// this won't compile as ZCom_Control is an abstract class, apply the example to // a derived class ZCom_Control *server1 = new ZCom_Control(); ZCom_Control *server2 = new ZCom_Control(); // use control ID size 1 server1->ZCom_initSockets(true, 9999, 0, 1); server2->ZCom_initSockets(true, 9999, 0, 1);
The control ID size tells Zoidcom how many different control IDs should be possible. 1, as in this example, sizes it to 1 bit, allowing two different control IDs: 0 and 1. If you need more, the size must be increased. Note that Zoidcom needs to add the control ID to every packet sent by a ZCom_Control. Thus using a size of 32 means that all packets add 4 bytes of control id data.
Each control needs it's own unique ID from a possible range of 0 up to the above applied (size^2)-1:
Now two ZCom_Controls listen on the same UDP port, but each one will only receive packets directed to their control id.
ZCom_Control *client1 = new ZCom_Control(); ZCom_Control *client2 = new ZCom_Control(); // use control ID size 1 client1->ZCom_initSockets(true, 0, 0, 1); client2->ZCom_initSockets(true, 0, 0, 1); // connect client 1 to server 1 ZCom_Address target; target.setAddress(eZCom_AddressUDP, 0, "localhost:9999"); client1->ZCom_Connect(target, NULL); // connect client 2 to server 2 target.setAddress(eZCom_AddressUDP, 1, "localhost:9999");
ZCom_initSockets() needs the same control ID size as the servers, otherwise they won't understand the incoming packets at all.
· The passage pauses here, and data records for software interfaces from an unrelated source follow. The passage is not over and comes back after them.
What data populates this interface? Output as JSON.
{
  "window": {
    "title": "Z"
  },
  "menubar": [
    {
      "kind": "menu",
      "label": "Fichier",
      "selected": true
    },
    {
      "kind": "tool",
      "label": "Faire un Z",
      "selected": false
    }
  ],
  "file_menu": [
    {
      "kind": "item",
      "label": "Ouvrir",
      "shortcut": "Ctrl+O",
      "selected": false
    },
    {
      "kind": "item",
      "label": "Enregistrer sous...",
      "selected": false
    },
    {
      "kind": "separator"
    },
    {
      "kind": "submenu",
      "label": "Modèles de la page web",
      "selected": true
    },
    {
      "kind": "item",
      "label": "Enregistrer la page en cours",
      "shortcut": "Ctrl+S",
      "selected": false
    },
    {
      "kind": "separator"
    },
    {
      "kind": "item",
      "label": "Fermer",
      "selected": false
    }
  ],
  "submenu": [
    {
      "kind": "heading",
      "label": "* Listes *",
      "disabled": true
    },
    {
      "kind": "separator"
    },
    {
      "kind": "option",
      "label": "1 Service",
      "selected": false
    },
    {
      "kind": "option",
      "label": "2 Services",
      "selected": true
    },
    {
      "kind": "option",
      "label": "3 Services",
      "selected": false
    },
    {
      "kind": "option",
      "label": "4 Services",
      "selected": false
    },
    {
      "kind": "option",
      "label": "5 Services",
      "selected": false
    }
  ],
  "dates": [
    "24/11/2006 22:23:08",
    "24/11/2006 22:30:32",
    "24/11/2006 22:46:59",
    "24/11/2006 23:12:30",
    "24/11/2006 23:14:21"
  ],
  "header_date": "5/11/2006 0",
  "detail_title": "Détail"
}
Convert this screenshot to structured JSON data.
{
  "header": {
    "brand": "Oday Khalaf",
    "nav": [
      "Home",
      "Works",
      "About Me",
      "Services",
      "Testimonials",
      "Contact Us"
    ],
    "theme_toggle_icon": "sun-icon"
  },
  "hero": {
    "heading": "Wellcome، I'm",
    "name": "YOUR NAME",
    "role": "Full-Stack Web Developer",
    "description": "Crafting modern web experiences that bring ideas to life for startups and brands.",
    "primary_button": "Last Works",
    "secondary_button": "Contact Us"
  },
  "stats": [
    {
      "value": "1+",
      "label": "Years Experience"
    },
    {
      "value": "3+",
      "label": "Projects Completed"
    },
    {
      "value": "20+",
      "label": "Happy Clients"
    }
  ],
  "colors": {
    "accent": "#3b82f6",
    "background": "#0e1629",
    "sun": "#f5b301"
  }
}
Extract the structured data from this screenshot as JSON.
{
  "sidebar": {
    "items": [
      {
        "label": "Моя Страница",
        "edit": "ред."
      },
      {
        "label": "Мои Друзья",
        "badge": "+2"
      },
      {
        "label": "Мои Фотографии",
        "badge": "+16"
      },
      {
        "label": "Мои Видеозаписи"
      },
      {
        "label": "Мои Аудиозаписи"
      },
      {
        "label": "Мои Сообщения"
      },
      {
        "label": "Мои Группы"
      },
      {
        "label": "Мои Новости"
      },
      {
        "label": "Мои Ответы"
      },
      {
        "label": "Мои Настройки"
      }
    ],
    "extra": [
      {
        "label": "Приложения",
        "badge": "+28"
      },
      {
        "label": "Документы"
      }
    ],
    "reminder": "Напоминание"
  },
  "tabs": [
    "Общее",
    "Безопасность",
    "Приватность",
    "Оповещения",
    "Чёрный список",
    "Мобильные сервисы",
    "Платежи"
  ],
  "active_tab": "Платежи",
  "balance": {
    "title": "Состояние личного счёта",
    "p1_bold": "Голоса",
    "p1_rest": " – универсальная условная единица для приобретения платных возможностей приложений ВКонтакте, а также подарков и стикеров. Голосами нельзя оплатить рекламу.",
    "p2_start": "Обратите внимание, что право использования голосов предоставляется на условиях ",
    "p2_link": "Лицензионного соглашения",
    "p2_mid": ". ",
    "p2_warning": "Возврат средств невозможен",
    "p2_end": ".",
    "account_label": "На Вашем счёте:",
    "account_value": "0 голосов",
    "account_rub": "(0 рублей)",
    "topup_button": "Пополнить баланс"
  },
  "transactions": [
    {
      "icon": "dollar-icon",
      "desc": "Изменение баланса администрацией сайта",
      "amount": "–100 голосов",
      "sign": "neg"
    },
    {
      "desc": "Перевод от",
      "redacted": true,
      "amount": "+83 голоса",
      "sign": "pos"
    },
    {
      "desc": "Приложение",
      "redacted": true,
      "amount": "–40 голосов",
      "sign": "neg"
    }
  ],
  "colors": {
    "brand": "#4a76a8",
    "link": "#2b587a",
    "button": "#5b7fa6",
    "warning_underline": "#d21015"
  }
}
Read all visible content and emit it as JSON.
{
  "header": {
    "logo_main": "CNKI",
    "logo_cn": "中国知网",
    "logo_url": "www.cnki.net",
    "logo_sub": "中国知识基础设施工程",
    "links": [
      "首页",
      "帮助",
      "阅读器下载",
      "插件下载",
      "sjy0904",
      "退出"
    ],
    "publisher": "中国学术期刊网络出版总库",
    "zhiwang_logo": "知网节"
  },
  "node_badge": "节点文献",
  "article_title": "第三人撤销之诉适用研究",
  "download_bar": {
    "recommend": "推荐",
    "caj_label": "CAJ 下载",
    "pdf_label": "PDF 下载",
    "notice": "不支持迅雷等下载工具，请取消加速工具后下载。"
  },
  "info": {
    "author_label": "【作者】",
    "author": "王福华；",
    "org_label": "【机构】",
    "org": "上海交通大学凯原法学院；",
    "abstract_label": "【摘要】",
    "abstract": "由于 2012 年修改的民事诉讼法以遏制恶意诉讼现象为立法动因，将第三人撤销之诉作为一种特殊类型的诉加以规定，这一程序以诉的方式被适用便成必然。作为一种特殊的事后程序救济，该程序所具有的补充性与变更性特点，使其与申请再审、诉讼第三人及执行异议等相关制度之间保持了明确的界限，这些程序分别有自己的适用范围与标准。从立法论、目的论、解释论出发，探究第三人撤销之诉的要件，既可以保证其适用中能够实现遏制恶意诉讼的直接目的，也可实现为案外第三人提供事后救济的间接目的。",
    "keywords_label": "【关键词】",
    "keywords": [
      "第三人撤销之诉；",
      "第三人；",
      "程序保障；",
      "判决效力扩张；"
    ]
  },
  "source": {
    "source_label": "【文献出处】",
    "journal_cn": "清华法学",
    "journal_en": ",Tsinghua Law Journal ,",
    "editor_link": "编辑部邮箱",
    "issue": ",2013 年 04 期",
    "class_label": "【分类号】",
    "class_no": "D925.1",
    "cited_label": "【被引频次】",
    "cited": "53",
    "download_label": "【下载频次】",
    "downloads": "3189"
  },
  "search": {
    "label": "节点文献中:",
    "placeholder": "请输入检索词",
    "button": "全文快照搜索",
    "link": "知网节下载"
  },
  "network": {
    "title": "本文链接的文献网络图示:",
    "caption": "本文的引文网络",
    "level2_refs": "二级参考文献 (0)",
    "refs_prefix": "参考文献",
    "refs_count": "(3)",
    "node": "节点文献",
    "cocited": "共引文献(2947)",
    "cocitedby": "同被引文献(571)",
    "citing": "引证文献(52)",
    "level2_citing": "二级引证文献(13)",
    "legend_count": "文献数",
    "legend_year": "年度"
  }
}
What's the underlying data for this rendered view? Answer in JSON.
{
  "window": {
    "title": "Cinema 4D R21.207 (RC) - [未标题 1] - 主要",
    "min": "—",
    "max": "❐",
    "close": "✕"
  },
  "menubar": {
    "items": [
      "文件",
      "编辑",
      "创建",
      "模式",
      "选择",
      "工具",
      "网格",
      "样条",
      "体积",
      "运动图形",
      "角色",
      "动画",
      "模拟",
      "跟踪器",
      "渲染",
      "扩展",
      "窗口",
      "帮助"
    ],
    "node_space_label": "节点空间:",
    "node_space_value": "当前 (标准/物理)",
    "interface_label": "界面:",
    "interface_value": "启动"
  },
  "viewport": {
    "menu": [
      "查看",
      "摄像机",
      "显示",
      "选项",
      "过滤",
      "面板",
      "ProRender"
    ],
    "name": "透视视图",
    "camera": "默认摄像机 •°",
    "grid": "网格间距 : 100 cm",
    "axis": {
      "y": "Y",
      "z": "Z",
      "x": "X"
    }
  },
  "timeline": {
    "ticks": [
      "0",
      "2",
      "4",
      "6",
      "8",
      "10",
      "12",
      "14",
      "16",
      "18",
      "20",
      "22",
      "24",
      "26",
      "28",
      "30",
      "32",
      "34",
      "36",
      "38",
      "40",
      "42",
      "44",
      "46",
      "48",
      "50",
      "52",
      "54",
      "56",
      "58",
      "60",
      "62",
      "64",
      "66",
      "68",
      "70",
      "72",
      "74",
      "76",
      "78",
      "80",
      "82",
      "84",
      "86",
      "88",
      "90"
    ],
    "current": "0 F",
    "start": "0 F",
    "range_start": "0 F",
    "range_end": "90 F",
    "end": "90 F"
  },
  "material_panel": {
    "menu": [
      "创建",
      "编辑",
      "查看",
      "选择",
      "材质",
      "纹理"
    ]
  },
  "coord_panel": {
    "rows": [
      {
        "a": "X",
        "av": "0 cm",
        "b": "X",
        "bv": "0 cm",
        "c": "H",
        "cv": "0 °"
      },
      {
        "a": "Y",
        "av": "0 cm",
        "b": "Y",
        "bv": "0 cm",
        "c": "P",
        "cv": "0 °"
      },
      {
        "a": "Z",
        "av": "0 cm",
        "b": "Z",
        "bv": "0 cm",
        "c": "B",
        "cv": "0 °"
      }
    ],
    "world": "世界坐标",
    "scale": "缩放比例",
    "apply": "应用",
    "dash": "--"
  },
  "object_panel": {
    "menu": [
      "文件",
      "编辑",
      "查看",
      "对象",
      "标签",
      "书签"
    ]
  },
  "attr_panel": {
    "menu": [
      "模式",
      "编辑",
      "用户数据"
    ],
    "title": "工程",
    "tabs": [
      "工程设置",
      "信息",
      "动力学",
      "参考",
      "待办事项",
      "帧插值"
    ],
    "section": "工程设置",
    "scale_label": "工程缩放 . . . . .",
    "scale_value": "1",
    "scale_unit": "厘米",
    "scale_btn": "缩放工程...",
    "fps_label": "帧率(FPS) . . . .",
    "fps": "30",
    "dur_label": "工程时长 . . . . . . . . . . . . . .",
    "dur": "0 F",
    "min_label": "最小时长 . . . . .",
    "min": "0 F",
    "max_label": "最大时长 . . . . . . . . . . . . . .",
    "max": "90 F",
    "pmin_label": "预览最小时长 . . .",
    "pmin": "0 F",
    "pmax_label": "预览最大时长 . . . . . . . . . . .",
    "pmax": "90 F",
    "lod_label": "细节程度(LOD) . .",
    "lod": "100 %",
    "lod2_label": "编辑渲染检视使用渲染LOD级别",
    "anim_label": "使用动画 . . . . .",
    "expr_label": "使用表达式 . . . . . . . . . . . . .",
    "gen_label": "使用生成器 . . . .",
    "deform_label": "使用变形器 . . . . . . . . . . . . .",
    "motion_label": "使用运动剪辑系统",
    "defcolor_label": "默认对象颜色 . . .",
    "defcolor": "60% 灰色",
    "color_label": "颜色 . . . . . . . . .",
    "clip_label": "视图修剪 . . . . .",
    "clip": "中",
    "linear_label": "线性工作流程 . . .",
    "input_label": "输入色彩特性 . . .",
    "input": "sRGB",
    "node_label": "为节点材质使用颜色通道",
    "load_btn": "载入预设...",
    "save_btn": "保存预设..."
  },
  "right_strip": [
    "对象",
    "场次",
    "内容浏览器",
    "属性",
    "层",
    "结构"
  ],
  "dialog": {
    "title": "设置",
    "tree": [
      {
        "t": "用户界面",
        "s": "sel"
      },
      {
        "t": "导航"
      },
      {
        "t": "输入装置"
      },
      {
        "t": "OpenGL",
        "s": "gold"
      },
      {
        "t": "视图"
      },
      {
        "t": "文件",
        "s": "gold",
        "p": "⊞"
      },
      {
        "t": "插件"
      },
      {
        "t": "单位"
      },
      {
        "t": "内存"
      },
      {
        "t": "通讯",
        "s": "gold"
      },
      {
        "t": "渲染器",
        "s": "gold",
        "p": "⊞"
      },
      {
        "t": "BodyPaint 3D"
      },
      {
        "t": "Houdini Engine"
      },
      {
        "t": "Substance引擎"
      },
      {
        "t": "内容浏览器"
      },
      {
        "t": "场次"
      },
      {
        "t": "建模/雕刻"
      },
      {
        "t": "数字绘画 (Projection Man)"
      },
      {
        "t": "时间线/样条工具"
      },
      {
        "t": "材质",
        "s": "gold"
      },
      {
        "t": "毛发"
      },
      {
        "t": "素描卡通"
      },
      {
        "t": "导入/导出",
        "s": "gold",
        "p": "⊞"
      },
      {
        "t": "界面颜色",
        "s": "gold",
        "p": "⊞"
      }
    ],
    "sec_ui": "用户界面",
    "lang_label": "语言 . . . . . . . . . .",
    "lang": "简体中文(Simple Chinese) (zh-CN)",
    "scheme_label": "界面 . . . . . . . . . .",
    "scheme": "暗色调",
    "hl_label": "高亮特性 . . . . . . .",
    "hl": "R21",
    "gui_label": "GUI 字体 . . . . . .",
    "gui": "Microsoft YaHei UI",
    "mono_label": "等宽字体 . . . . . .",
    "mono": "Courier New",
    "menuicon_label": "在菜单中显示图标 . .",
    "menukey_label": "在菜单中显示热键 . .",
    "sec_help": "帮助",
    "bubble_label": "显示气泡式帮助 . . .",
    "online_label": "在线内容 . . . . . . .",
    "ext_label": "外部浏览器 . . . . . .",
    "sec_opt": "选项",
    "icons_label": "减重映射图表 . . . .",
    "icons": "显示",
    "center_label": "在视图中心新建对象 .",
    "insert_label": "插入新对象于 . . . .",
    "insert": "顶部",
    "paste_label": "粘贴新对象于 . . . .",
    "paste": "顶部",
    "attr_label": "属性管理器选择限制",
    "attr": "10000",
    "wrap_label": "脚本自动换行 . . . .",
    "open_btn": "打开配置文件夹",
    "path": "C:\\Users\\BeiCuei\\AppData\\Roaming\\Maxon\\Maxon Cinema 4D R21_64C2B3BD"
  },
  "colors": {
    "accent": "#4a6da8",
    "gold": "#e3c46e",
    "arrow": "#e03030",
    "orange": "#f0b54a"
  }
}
The second parameter to ZCom_Connect must be the target's control id, which in this example, are 0 and 1.